* [WHAT IS REQUIRED]: Using the records below, copy every line that holds the string "label".

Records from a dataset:
==============================

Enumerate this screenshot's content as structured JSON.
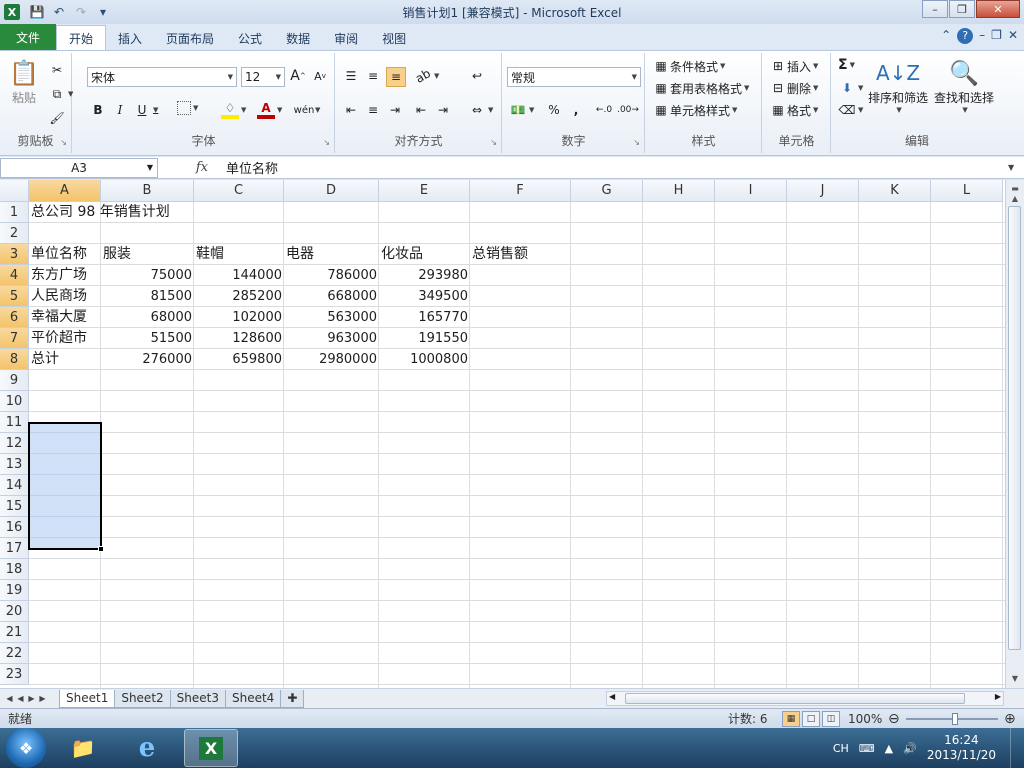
{
  "window": {
    "title": "销售计划1 [兼容模式] - Microsoft Excel",
    "app_icon": "X",
    "accent_color": "#2a8a3c"
  },
  "ribbon_tabs": [
    "文件",
    "开始",
    "插入",
    "页面布局",
    "公式",
    "数据",
    "审阅",
    "视图"
  ],
  "ribbon": {
    "clipboard": {
      "paste": "粘贴",
      "label": "剪贴板"
    },
    "font": {
      "name": "宋体",
      "size": "12",
      "bold": "B",
      "italic": "I",
      "underline": "U",
      "label": "字体"
    },
    "alignment": {
      "label": "对齐方式"
    },
    "number": {
      "format": "常规",
      "percent": "%",
      "comma": ",",
      "label": "数字"
    },
    "styles": {
      "conditional": "条件格式",
      "table": "套用表格格式",
      "cell_styles": "单元格样式",
      "label": "样式"
    },
    "cells": {
      "insert": "插入",
      "delete": "删除",
      "format": "格式",
      "label": "单元格"
    },
    "editing": {
      "sum": "Σ",
      "sort_filter": "排序和筛选",
      "find_select": "查找和选择",
      "label": "编辑"
    }
  },
  "formula_bar": {
    "name_box": "A3",
    "fx": "fx",
    "formula": "单位名称"
  },
  "columns": [
    "A",
    "B",
    "C",
    "D",
    "E",
    "F",
    "G",
    "H",
    "I",
    "J",
    "K",
    "L"
  ],
  "rows": [
    "1",
    "2",
    "3",
    "4",
    "5",
    "6",
    "7",
    "8",
    "9",
    "10",
    "11",
    "12",
    "13",
    "14",
    "15",
    "16",
    "17",
    "18",
    "19",
    "20",
    "21",
    "22",
    "23"
  ],
  "cells": {
    "A1": "总公司 98 年销售计划",
    "A3": "单位名称",
    "B3": "服装",
    "C3": "鞋帽",
    "D3": "电器",
    "E3": "化妆品",
    "F3": "总销售额",
    "A4": "东方广场",
    "B4": "75000",
    "C4": "144000",
    "D4": "786000",
    "E4": "293980",
    "A5": "人民商场",
    "B5": "81500",
    "C5": "285200",
    "D5": "668000",
    "E5": "349500",
    "A6": "幸福大厦",
    "B6": "68000",
    "C6": "102000",
    "D6": "563000",
    "E6": "165770",
    "A7": "平价超市",
    "B7": "51500",
    "C7": "128600",
    "D7": "963000",
    "E7": "191550",
    "A8": "总计",
    "B8": "276000",
    "C8": "659800",
    "D8": "2980000",
    "E8": "1000800"
  },
  "sheets": [
    "Sheet1",
    "Sheet2",
    "Sheet3",
    "Sheet4"
  ],
  "active_sheet": "Sheet1",
  "status": {
    "ready": "就绪",
    "count": "计数: 6",
    "zoom": "100%"
  },
  "taskbar": {
    "ime": "CH",
    "time": "16:24",
    "date": "2013/11/20"
  }
}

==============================

* [RESPONSE AREA]:
      "label": "剪贴板"
      "label": "字体"
      "label": "对齐方式"
      "label": "数字"
      "label": "样式"
      "label": "单元格"
      "label": "编辑"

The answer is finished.